▶ **Data for the task**:
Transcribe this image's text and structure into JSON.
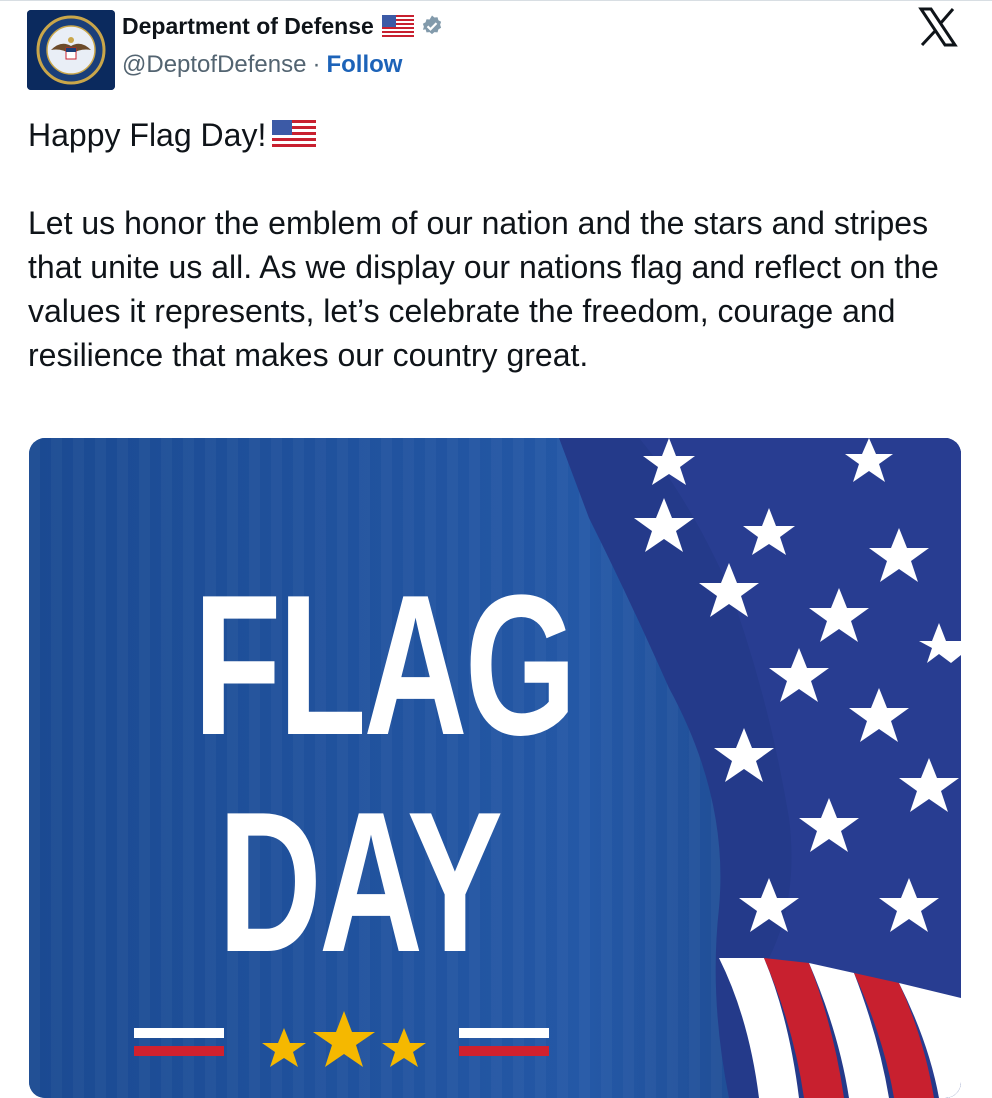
{
  "author": {
    "display_name": "Department of Defense",
    "handle": "@DeptofDefense",
    "separator": "·",
    "follow_label": "Follow"
  },
  "post": {
    "line1": "Happy Flag Day!",
    "body": "Let us honor the emblem of our nation and the stars and stripes that unite us all. As we display our nations flag and reflect on the values it represents, let’s celebrate the freedom, courage and resilience that makes our country great."
  },
  "media": {
    "title_line1": "FLAG",
    "title_line2": "DAY"
  },
  "icons": {
    "close": "x-logo-icon",
    "verified": "verified-badge-icon",
    "flag": "us-flag-emoji-icon"
  },
  "colors": {
    "follow": "#1d63b8",
    "banner_blue": "#1f4f98",
    "flag_red": "#c8202f",
    "star_gold": "#f5b800"
  }
}
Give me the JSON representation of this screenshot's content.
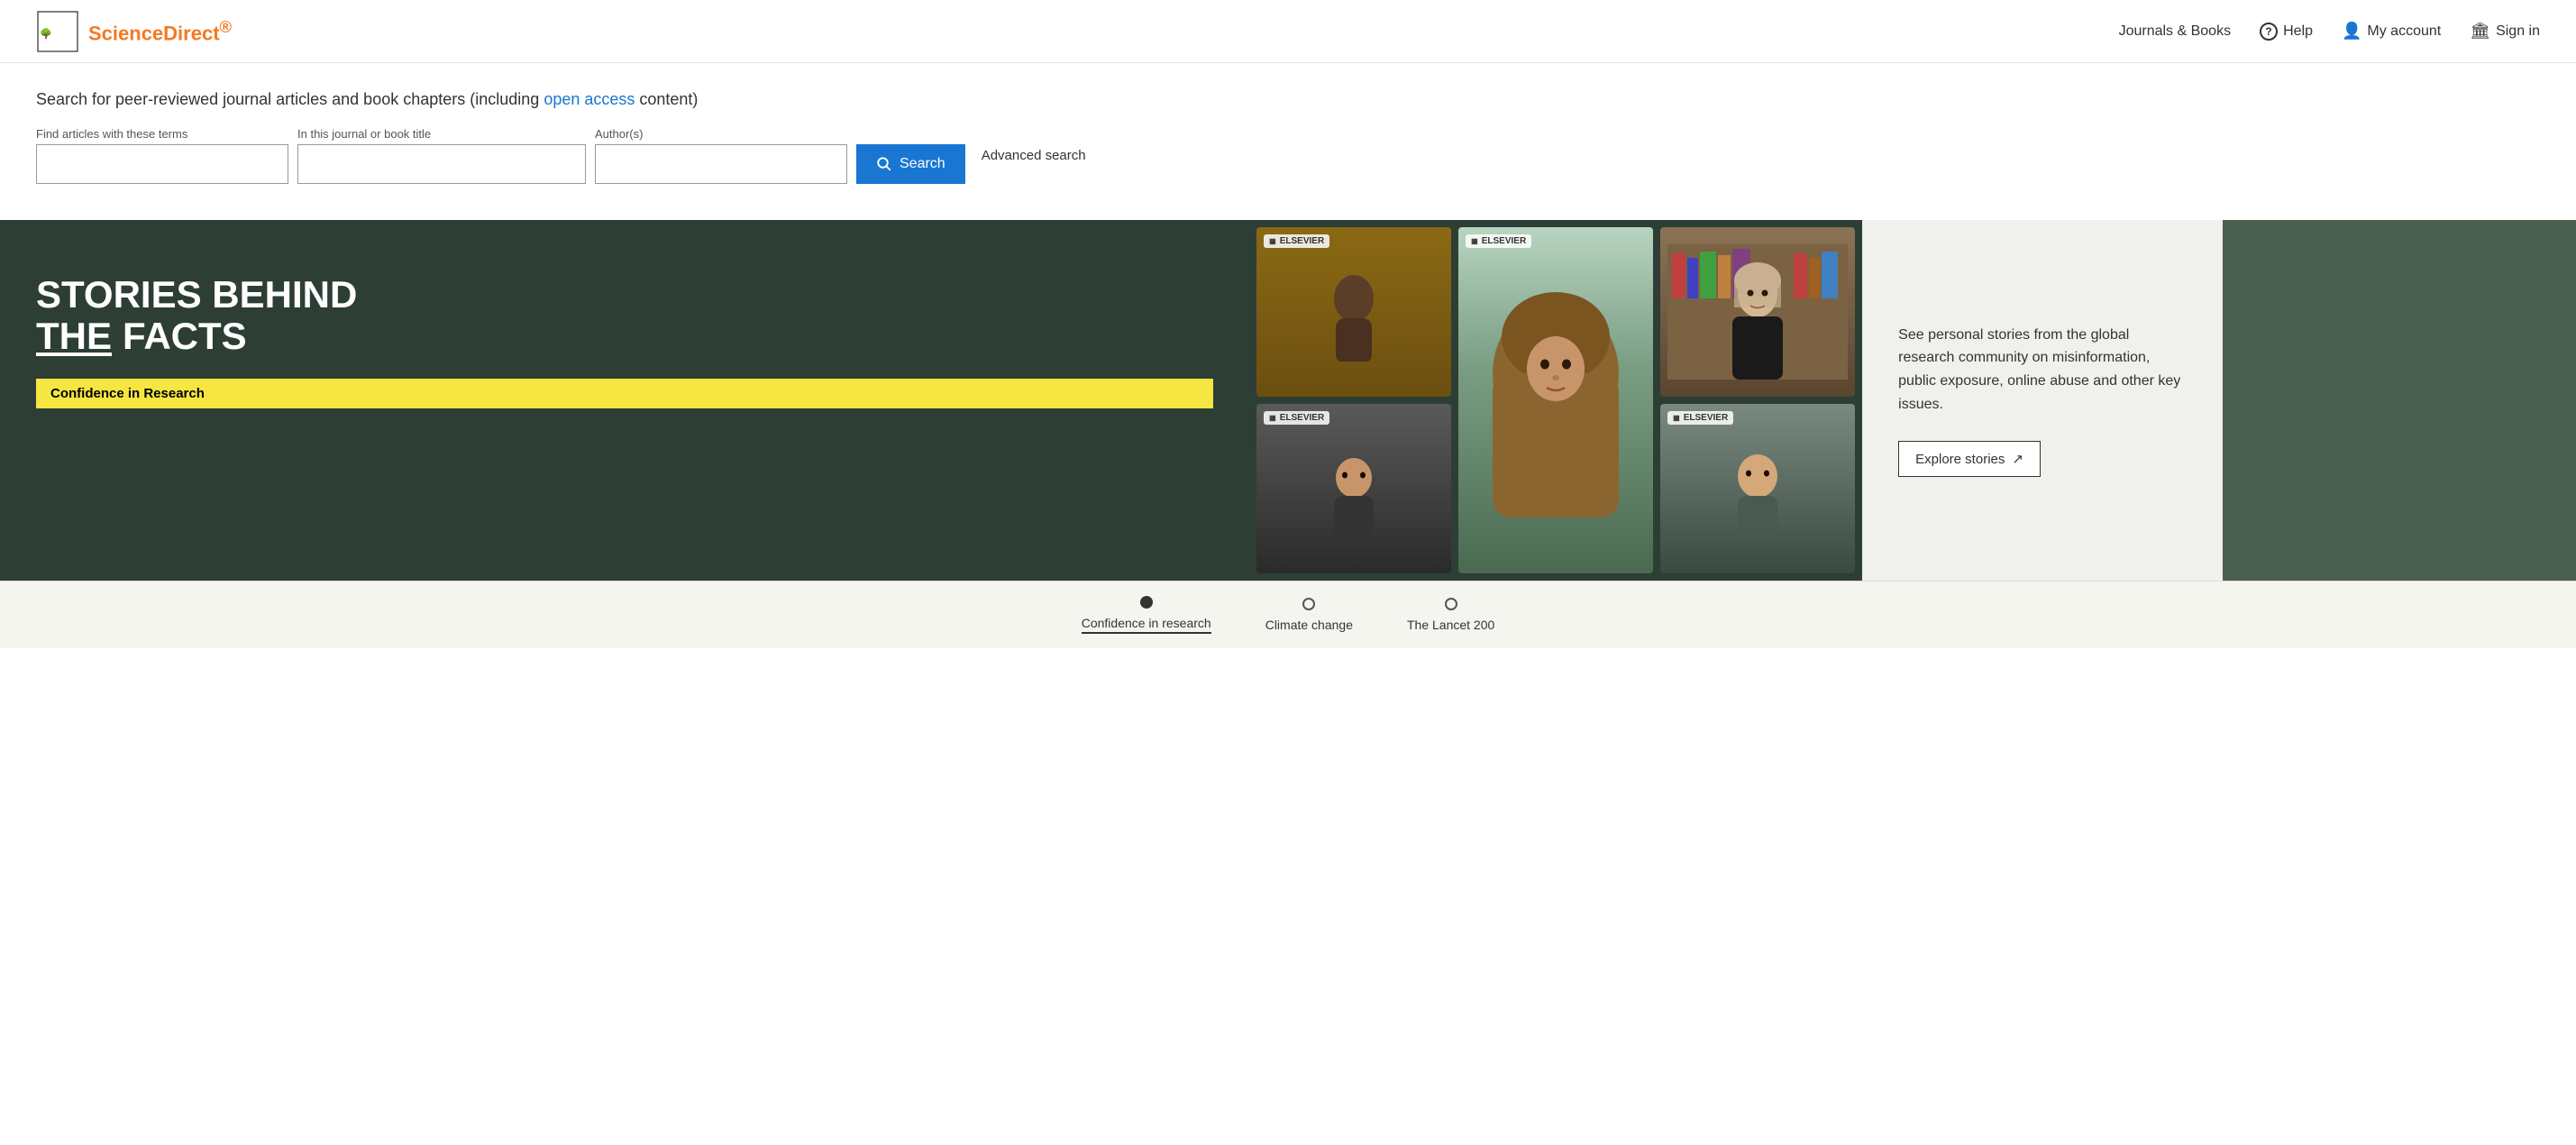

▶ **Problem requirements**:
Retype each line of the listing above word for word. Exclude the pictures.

▶ **Answer to this problem**:
Transcribe this image's text and structure into JSON.
{
  "author": {
    "display_name": "Department of Defense",
    "handle": "@DeptofDefense",
    "separator": "·",
    "follow_label": "Follow"
  },
  "post": {
    "line1": "Happy Flag Day!",
    "body": "Let us honor the emblem of our nation and the stars and stripes that unite us all. As we display our nations flag and reflect on the values it represents, let’s celebrate the freedom, courage and resilience that makes our country great."
  },
  "media": {
    "title_line1": "FLAG",
    "title_line2": "DAY"
  },
  "icons": {
    "close": "x-logo-icon",
    "verified": "verified-badge-icon",
    "flag": "us-flag-emoji-icon"
  },
  "colors": {
    "follow": "#1d63b8",
    "banner_blue": "#1f4f98",
    "flag_red": "#c8202f",
    "star_gold": "#f5b800"
  }
}
Give me the JSON representation of this screenshot's content.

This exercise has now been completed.